8:20am Tuesday 19th March 2013 in Latest News
AN ILLEGAL immigrant who was caught with two forged passports has been jailed for nine months.
But Yusuf Malik has already been freed after serving just 16 days behind bars on remand – because he had been on a curfew for 10 months.
And the sentence is not long enough for the 30-year-old to be considered for automatic deportation which takes place following a sentence of one year or longer.
Malik, who says he came to Swindon in December 2006 on a six-month visitor’s visa though the authorities claim they can find no trace of him arriving, was arrested in February last year by police investigating other matters.
When they went to his Pinehurst home he told them he “shouldn’t be here” and showed a French passport, which he admitted was bogus, and a Nigerian one he said was genuine.
Malik insisted he had got it in his homeland through an agent in good faith and pleaded not guilty to knowing it was fake, but a jury didn’t believe him.
He said it was an old one his brother had sent him after he destroyed the paperwork he used to enter the country because it contained the out of date visa.
The fake EU passport had been bought through a friend for £1,000 and used so he could secure employment, he admitted.
During his six years in this country he said he had never claimed benefit, getting work in care homes.

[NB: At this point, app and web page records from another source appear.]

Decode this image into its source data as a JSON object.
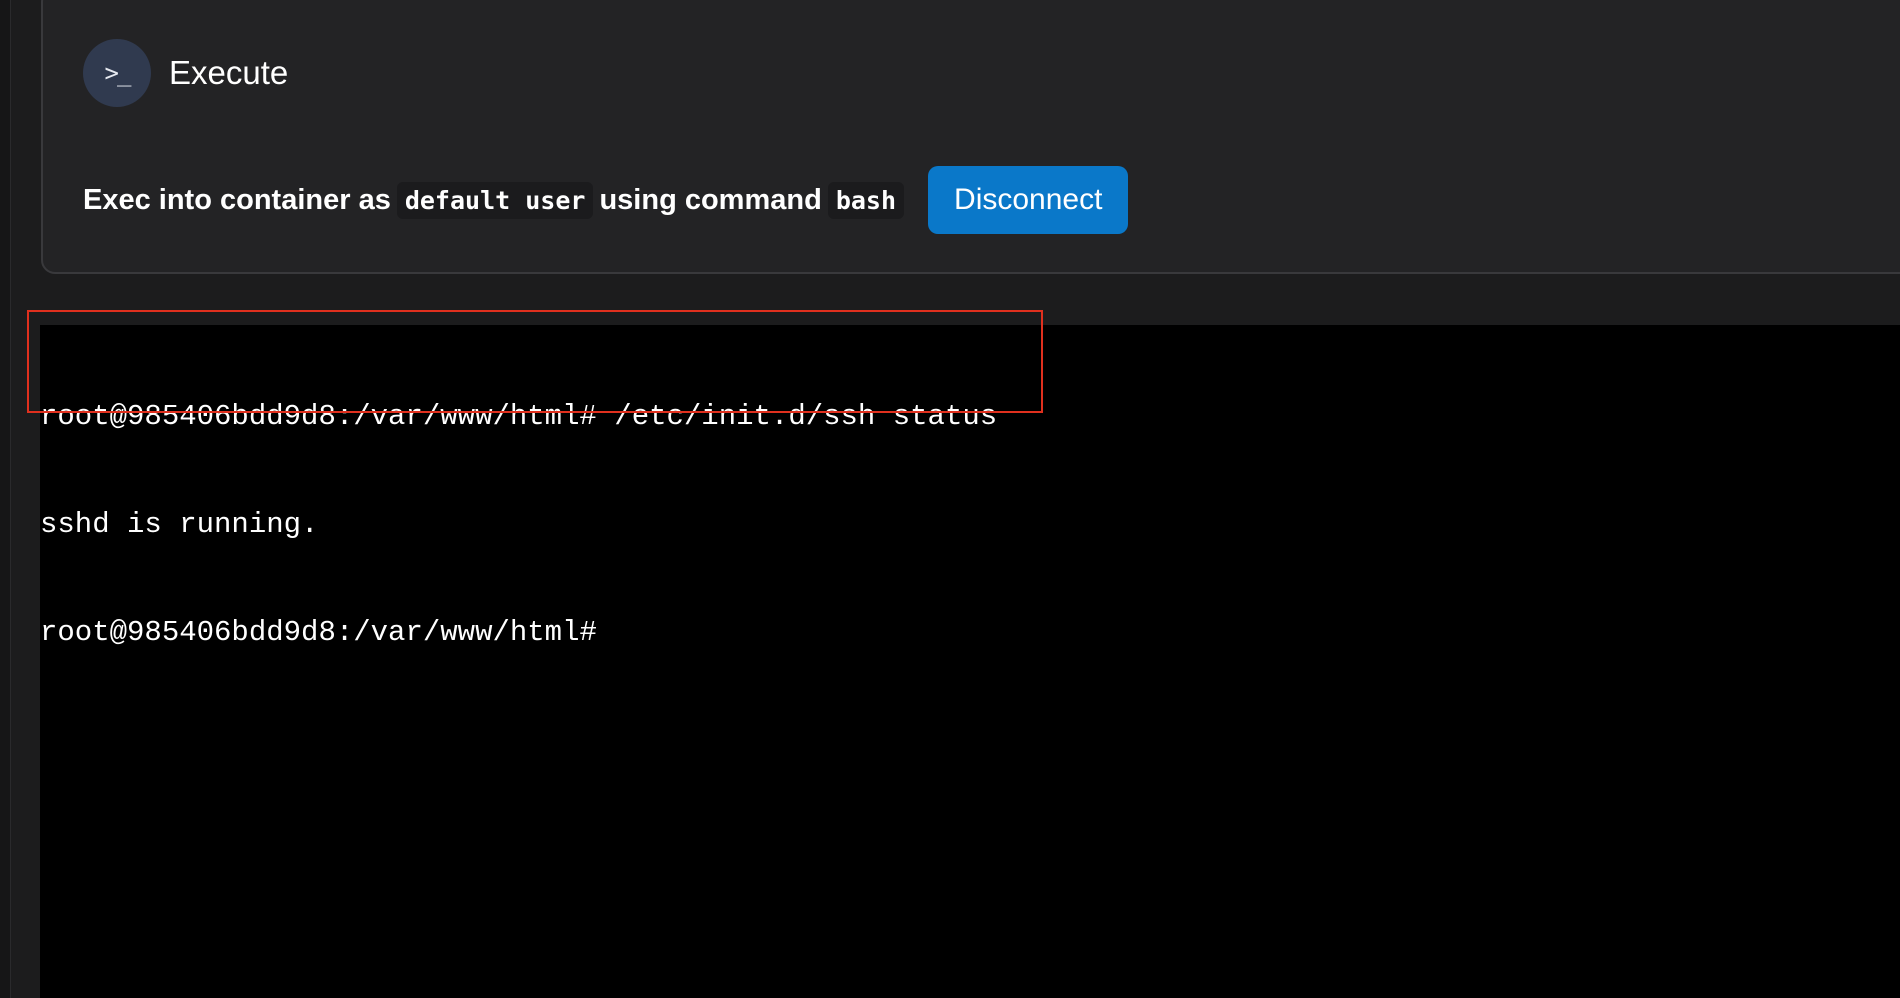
{
  "panel": {
    "title": "Execute",
    "icon": "terminal-prompt-icon",
    "icon_glyph": ">_",
    "exec": {
      "prefix": "Exec into container as",
      "user": "default user",
      "middle": "using command",
      "command": "bash",
      "disconnect_label": "Disconnect"
    }
  },
  "terminal": {
    "lines": [
      "root@985406bdd9d8:/var/www/html# /etc/init.d/ssh status",
      "sshd is running.",
      "root@985406bdd9d8:/var/www/html#"
    ]
  },
  "colors": {
    "accent": "#0a78c9",
    "highlight": "#e0301e",
    "terminal_bg": "#000000"
  }
}
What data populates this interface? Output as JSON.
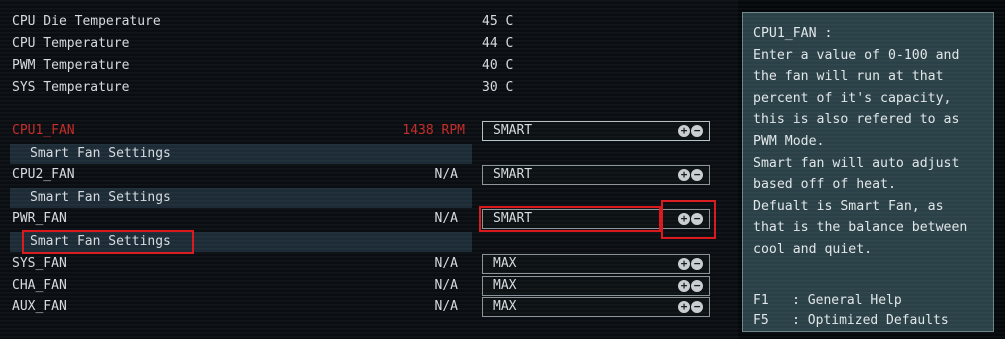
{
  "temperatures": [
    {
      "label": "CPU Die Temperature",
      "value": "45 C"
    },
    {
      "label": "CPU Temperature",
      "value": "44 C"
    },
    {
      "label": "PWM Temperature",
      "value": "40 C"
    },
    {
      "label": "SYS Temperature",
      "value": "30 C"
    }
  ],
  "fans": {
    "cpu1": {
      "label": "CPU1_FAN",
      "speed": "1438 RPM",
      "mode": "SMART",
      "settings_label": "Smart Fan Settings"
    },
    "cpu2": {
      "label": "CPU2_FAN",
      "speed": "N/A",
      "mode": "SMART",
      "settings_label": "Smart Fan Settings"
    },
    "pwr": {
      "label": "PWR_FAN",
      "speed": "N/A",
      "mode": "SMART",
      "settings_label": "Smart Fan Settings"
    },
    "sys": {
      "label": "SYS_FAN",
      "speed": "N/A",
      "mode": "MAX"
    },
    "cha": {
      "label": "CHA_FAN",
      "speed": "N/A",
      "mode": "MAX"
    },
    "aux": {
      "label": "AUX_FAN",
      "speed": "N/A",
      "mode": "MAX"
    }
  },
  "buttons": {
    "increase": "+",
    "decrease": "−"
  },
  "help": {
    "lines": [
      "CPU1_FAN :",
      "Enter a value of 0-100 and",
      "the fan will run at that",
      "percent of it's capacity,",
      "this is also refered to as",
      "PWM Mode.",
      "Smart fan will auto adjust",
      "based off of heat.",
      "Defualt is Smart Fan, as",
      "that is the balance between",
      "cool and quiet."
    ],
    "keys": [
      {
        "key": "F1",
        "desc": ": General Help"
      },
      {
        "key": "F5",
        "desc": ": Optimized Defaults"
      }
    ]
  },
  "colors": {
    "selected_text": "#c42a26",
    "highlight_box": "#d8181c",
    "help_bg": "#2a4147"
  }
}
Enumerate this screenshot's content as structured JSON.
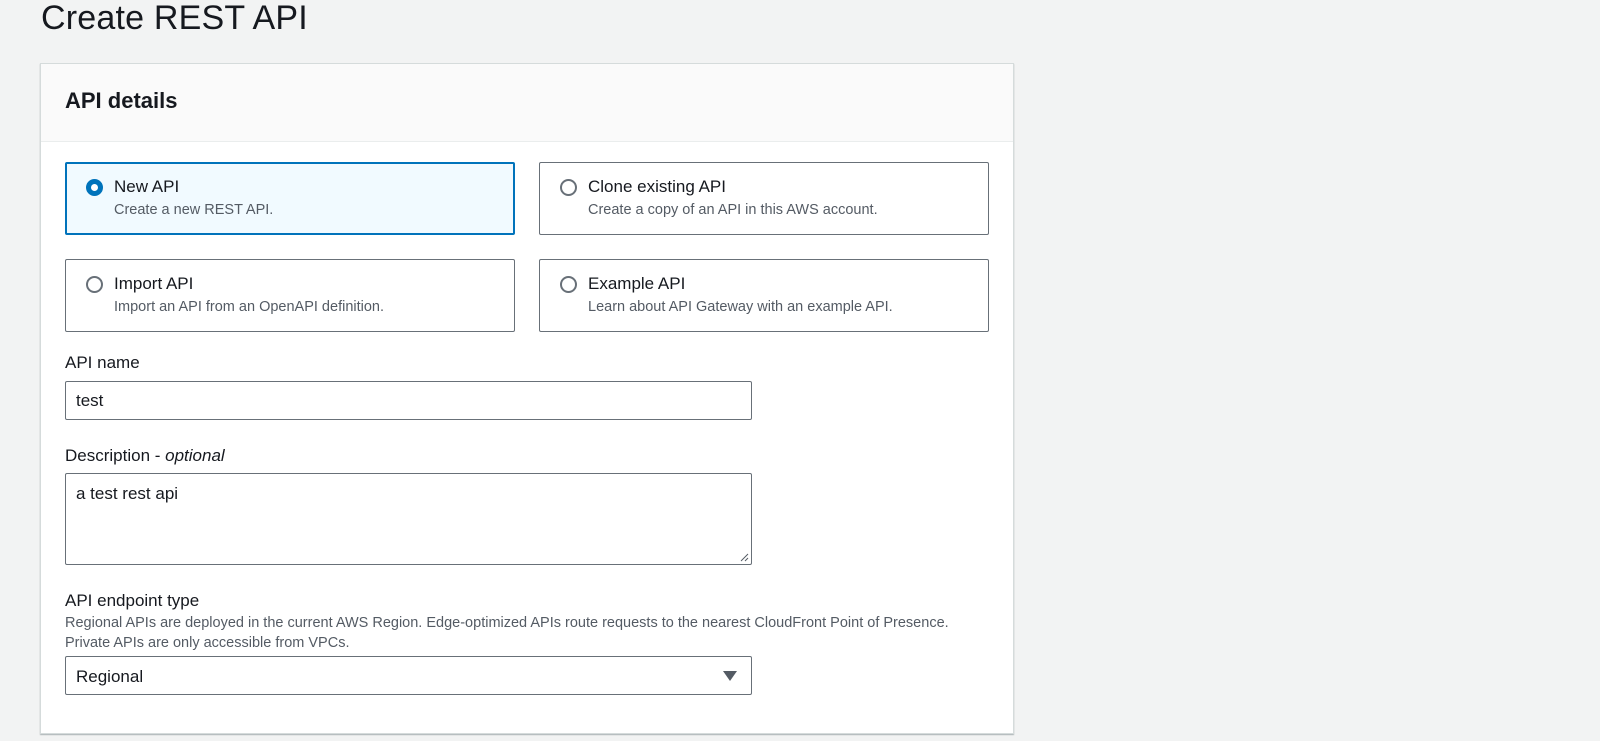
{
  "page": {
    "title": "Create REST API"
  },
  "panel": {
    "title": "API details",
    "options": [
      {
        "label": "New API",
        "description": "Create a new REST API.",
        "selected": true
      },
      {
        "label": "Clone existing API",
        "description": "Create a copy of an API in this AWS account.",
        "selected": false
      },
      {
        "label": "Import API",
        "description": "Import an API from an OpenAPI definition.",
        "selected": false
      },
      {
        "label": "Example API",
        "description": "Learn about API Gateway with an example API.",
        "selected": false
      }
    ]
  },
  "api_name": {
    "label": "API name",
    "value": "test"
  },
  "description": {
    "label": "Description - ",
    "optional": "optional",
    "value": "a test rest api"
  },
  "endpoint_type": {
    "label": "API endpoint type",
    "help_line1": "Regional APIs are deployed in the current AWS Region. Edge-optimized APIs route requests to the nearest CloudFront Point of Presence.",
    "help_line2": "Private APIs are only accessible from VPCs.",
    "selected": "Regional"
  },
  "colors": {
    "accent": "#0073bb",
    "selected_bg": "#f1faff",
    "border": "#687078",
    "page_bg": "#f2f3f3"
  }
}
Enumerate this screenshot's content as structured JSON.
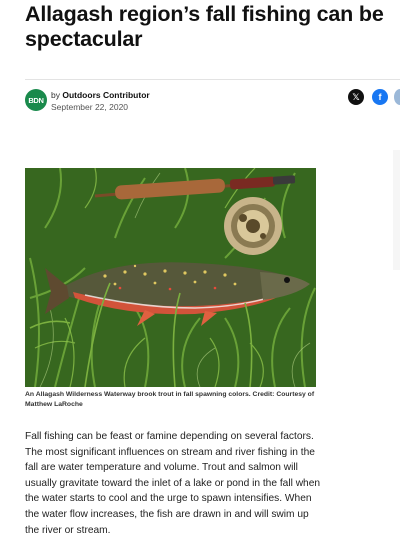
{
  "article": {
    "headline_line1": "Allagash region’s fall fishing can be",
    "headline_line2": "spectacular",
    "publisher_logo": "BDN",
    "by_prefix": "by",
    "author": "Outdoors Contributor",
    "date": "September 22, 2020",
    "caption": "An Allagash Wilderness Waterway brook trout in fall spawning colors. Credit: Courtesy of Matthew LaRoche",
    "body": "Fall fishing can be feast or famine depending on several factors. The most significant influences on stream and river fishing in the fall are water temperature and volume. Trout and salmon will usually gravitate toward the inlet of a lake or pond in the fall when the water starts to cool and the urge to spawn intensifies. When the water flow increases, the fish are drawn in and will swim up the river or stream."
  },
  "share": {
    "x_label": "𝕏",
    "facebook_label": "f"
  },
  "photo": {
    "subject": "brook trout on grass with fly rod and reel",
    "colors": {
      "grass": "#3f7a26",
      "trout_belly": "#d9533a",
      "trout_back": "#5a5a3a",
      "rod": "#a8683a"
    }
  }
}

Malik, of Poplar Avenue, Pinehurst, pleaded not guilty to one count of possessing a false identity document and guilty to the other.
Paul Trotman, defending, said his client was living with his partner of three years who was pregnant with his child.
He said she already had three children aged, 11, four and two with three different fathers and his client provided stability to her and their lives.
During the two weeks and four days he had been on remand awaiting sentence there had been a noticeable change in the behaviour of the middle child, he said.
Mr Trotman handed up letters from his partner, her parents, neighbours and a teacher all talking of Malik’s good character.
Passing sentence Judge Euan Ambrose said the offence was so serious that it almost always carried a sentence of immediate imprisonment.
“That is because identity document offence undermine some of the important controls that we have within our society and the courts treat them accordingly in a very serious way,” he said.
“For this type of offence it is almost always the case that an immediate custodial sentence will follow.”
But he read from one of the letters which described Malik as “decent to the core and of good moral character”.
The judge said: “You are a man who is a very admirable individual, the letter I have read made that abundantly clear.
“You have worked hard whilst you have been in this country, you have not claimed any benefits.
“You have supported yourself and your partner and her children and you have sent money home to your family in Nigeria.”
Imposing the sentence he said: “It will not take a particularly skillful mathematician to work out the effect of your remand time and time on curfew to work out that you have effectively already served the sentence I have passed.”
Under Section 240A of the Criminal Justice Act 2003 being on a tagged curfew of nine hours or more on remand counts as a half a day in prison.